**What is required**
Work through the entries below and report how many lines include "text". The number alone is the answer.

**Records shown**

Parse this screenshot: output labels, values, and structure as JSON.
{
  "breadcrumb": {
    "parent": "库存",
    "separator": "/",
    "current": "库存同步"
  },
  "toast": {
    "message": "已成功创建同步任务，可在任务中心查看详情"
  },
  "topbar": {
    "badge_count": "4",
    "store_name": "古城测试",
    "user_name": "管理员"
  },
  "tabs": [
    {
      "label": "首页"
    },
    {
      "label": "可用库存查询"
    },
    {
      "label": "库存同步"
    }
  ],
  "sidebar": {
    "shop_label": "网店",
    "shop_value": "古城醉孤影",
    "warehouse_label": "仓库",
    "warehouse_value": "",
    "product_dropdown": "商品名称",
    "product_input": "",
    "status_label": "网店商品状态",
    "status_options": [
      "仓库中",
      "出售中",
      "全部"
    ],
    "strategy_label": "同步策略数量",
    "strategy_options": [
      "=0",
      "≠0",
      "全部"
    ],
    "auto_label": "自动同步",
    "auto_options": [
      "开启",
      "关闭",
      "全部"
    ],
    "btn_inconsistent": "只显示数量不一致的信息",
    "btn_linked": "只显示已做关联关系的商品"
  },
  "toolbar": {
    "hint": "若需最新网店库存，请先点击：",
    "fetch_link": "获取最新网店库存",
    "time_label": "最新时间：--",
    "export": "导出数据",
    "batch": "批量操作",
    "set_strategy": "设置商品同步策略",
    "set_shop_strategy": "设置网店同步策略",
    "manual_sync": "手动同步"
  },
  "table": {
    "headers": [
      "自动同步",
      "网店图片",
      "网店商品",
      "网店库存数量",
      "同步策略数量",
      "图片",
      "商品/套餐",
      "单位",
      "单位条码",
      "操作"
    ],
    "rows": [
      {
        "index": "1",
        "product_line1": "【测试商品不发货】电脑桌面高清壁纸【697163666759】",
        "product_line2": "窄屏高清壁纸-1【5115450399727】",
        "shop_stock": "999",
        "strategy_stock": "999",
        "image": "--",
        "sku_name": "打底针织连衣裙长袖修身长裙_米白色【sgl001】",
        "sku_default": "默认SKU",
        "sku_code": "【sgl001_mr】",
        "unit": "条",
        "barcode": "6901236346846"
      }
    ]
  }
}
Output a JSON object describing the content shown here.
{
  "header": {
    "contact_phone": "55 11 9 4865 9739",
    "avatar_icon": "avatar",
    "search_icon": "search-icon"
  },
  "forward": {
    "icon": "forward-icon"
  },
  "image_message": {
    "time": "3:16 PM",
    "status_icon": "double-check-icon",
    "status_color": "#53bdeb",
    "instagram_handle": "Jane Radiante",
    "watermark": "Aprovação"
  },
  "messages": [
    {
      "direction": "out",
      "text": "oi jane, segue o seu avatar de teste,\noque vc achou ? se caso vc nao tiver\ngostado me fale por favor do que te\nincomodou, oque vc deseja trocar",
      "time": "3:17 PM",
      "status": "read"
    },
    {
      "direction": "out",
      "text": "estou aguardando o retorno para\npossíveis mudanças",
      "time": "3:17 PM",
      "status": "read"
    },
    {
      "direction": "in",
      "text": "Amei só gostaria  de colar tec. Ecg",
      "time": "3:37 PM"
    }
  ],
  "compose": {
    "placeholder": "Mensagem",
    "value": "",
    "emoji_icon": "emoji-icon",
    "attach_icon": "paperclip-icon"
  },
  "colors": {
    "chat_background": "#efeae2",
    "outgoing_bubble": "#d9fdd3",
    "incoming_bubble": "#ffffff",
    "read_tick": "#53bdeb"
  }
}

**Exercise output**
3